Joan Liffring-Zug Bourret

Joan Liffring-Zug Bourret was born in Iowa City, IA, on February 20, 1929. She studied journalism and art from 1945-48 at the University of Iowa. From 1948-51 she worked as a photographer and reporter in Cedar Rapids at the Cedar Rapids Gazette. She worked at the Des Moines Register Picture Magazine from 1952-1969 and with The Iowan magazine from 1954-1985. Liffring-Zug Bourret has worked as a free-lance photographer since 1951.

Liffring-Zug Bourret authored four photographic children’s books for the Follett Publishing Company of Chicago during the 1950s. In 1951-1952, she created a photo documentary of the birth of her son which received national recognition. During the 1970s, she and her husband John Zug, produced three booklets on the historic Amana Colonies in Iowa and one on the Amish-Mennonite community in Kalona, Iowa. She also compiled the book "This is Grant Wood Country" published by the Davenport Art Gallery and made a definitive collection of photographs of the American artist, Grant Wood. In addition, Liffring-Zug Bourret compiled and published cookbooks. In 1979, she co-founded the Penfield Press with her husband, John Zug. The press has published more than 60 books. Most recently, Liffring Zug started to create photograms by placing still-life objects in front of photo-sensitive paper and exposing them to light. She continues to work as a documentary photographer offering collectible photographs by appointment.

Photos by Liffring-Zug Bourret are in the collection of the Metropolitan Museum of Art in New York City and the Minneapolis Art Institute among other collections. Her photography credits are numerous and include her induction into the Iowa Women’s Hall of Fame in 1996. The accolade “premier Iowa woman photographer of the century” was given to her by the State Historical Society of Iowa in 1999.

Liffring-Zug donated her large photo collection to the State Historical Society of Iowa in 1991. Many of the photographs, taken between 1945 and 1987, document the state’s cultural and ethnic heritage. The collection contains more than 500,000 negatives as well as personal correspondence, scrapbooks, and other memorabilia. She also donated photographs by others from her own collections.

Liffring-Zug Bourret has many names. Liffring was her parents’ last name. She was married to Arthur Heusinkveld, John Zug, and Dwayne Bourret.

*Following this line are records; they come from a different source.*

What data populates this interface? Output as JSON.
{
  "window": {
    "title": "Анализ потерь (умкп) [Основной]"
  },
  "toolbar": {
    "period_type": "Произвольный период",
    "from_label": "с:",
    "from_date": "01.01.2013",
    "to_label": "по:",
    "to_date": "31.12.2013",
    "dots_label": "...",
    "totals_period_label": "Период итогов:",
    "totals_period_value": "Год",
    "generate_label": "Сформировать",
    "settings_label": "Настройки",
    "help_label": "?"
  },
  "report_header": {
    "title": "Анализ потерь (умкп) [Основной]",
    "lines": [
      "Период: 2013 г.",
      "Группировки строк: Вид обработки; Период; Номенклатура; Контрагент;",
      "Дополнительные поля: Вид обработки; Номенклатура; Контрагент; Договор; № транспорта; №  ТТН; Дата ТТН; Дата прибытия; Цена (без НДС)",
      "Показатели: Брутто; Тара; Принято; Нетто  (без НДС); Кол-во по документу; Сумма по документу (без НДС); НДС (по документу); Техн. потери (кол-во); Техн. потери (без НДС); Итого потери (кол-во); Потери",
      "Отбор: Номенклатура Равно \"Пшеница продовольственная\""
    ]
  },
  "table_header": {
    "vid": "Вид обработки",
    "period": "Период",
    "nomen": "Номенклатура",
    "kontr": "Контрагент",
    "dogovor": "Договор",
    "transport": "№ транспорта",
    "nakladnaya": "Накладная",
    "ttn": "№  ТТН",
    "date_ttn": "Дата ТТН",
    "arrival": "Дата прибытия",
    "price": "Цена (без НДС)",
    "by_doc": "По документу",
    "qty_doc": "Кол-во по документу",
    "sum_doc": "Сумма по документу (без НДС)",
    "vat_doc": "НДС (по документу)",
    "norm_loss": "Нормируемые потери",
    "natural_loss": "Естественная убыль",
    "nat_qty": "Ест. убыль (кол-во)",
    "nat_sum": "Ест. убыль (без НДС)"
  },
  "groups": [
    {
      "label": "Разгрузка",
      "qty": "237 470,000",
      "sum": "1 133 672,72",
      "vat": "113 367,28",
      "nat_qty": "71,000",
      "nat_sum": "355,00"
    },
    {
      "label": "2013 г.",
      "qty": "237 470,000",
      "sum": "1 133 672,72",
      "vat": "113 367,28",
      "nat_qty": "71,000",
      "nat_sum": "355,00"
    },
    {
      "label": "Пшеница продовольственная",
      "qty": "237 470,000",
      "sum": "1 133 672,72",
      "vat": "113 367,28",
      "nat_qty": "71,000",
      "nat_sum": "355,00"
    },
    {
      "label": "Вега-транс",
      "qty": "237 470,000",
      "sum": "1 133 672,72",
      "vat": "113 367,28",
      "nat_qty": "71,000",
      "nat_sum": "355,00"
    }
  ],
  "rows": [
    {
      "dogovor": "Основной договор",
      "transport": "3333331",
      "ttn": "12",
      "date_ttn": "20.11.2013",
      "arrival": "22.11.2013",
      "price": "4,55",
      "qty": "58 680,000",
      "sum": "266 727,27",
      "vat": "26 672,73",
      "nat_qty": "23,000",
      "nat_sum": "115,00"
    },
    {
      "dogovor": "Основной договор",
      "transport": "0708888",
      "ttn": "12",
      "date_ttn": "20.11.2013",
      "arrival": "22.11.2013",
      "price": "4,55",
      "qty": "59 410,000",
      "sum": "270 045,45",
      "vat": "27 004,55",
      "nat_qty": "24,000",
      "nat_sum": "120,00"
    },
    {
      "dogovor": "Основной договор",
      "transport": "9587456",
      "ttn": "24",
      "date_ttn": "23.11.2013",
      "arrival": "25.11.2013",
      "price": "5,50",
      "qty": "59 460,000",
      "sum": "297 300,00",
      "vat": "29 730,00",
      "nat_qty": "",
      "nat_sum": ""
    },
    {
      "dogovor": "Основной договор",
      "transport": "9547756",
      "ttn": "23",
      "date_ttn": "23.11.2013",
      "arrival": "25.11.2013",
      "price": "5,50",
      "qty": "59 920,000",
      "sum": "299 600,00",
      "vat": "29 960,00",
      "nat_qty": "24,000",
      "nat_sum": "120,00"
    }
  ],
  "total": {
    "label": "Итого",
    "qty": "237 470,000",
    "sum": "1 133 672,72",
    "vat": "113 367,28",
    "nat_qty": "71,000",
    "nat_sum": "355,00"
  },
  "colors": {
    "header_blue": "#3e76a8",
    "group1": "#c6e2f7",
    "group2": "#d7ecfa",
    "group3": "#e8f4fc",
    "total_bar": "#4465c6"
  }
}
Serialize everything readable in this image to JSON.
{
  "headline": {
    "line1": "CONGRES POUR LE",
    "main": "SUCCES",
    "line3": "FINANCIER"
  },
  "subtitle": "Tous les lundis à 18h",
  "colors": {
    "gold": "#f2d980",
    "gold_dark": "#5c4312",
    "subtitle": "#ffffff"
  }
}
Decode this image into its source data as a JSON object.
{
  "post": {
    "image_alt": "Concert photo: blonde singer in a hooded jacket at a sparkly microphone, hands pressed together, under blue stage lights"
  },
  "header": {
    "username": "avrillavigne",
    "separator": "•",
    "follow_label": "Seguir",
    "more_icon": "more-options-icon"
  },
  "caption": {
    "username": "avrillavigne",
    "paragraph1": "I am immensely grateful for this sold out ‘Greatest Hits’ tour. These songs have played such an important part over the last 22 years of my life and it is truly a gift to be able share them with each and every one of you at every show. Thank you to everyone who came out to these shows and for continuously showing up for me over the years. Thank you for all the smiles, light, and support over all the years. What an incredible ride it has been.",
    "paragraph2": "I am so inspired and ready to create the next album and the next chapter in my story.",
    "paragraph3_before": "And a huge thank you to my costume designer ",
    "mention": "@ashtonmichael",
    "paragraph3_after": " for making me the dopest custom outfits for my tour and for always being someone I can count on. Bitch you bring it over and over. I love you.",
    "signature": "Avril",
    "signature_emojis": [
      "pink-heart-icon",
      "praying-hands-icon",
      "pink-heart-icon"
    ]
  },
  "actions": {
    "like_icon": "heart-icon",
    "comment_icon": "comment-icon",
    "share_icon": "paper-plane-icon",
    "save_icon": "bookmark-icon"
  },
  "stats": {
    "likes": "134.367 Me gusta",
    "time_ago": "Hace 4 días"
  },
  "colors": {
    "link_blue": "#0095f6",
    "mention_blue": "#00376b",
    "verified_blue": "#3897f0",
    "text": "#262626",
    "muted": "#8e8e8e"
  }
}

Source of Biography
“A Woman’s View.” ArtScene. May 2004;
“A Life Transformed by a Lens.” Des Moines Register. August 18, 1996;
“Gentle Humor, Pathos Fill Iowan’s Photographs.” Des Moines Register. March 20, 1984;
“Iowa Women Receive Top Honor.” IoWoman. 26 (September/October 1996), 1;
“Noted Iowa Shutterbug Gives Work to Society.” Des Moines Register. November 30, 1991;
“Recording the Human Experience.” ArtScene. February 2005;
“Special Moment for ‘Everyday’ Photographer.” Cedar Rapids Gazette, August 31, 1996